● **Required action**: Records follow. Pull out every line that contains "Vorlage".

● **Provided records**:
☆ ☆ ☆ ☆ ☆

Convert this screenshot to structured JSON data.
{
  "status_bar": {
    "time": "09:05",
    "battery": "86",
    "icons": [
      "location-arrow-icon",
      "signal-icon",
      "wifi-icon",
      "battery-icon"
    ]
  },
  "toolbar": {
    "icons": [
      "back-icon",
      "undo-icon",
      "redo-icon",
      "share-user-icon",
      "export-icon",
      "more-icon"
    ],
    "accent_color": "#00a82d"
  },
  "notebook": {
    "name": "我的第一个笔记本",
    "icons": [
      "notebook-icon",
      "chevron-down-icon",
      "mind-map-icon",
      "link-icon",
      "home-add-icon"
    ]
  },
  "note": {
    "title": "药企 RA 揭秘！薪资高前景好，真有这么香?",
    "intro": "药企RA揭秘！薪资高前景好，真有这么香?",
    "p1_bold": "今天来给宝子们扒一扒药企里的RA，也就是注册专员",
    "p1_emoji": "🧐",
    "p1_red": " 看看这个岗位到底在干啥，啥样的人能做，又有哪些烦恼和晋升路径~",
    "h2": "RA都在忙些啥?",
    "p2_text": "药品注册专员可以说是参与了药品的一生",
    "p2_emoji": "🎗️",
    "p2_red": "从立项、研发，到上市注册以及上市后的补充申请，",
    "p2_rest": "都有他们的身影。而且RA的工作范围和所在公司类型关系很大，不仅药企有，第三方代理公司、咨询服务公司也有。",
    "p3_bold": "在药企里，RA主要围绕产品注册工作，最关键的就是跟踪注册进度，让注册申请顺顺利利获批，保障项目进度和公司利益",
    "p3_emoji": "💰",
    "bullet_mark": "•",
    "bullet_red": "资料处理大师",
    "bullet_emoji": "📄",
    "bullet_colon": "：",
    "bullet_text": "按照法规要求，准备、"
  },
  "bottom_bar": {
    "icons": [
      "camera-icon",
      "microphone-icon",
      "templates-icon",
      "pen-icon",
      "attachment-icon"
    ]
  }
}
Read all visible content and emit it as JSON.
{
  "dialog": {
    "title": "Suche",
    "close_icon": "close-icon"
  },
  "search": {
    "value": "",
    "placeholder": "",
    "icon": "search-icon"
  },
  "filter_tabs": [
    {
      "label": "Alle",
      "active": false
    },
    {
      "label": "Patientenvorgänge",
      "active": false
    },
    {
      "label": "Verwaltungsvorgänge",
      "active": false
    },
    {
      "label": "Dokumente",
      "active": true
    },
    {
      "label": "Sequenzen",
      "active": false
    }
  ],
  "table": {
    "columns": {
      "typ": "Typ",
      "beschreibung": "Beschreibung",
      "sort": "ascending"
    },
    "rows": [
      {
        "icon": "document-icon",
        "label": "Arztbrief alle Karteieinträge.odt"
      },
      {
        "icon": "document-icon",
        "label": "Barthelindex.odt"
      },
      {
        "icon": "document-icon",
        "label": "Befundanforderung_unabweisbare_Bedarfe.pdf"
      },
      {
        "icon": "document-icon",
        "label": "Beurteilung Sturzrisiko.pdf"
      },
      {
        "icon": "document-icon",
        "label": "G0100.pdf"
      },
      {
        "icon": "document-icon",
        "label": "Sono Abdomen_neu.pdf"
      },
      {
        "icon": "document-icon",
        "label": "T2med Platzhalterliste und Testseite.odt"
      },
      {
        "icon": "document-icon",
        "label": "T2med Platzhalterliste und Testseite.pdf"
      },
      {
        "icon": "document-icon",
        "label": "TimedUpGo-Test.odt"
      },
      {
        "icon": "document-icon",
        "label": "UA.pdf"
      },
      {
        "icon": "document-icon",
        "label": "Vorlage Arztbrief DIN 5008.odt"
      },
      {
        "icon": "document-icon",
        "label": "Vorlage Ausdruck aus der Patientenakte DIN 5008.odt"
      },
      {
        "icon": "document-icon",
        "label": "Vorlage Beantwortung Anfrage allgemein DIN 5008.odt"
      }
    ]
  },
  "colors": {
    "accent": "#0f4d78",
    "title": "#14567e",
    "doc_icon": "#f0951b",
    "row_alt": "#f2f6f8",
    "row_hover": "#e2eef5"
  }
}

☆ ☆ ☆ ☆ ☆

● **Answer to the problem**:
        "label": "Vorlage Arztbrief DIN 5008.odt"
        "label": "Vorlage Ausdruck aus der Patientenakte DIN 5008.odt"
        "label": "Vorlage Beantwortung Anfrage allgemein DIN 5008.odt"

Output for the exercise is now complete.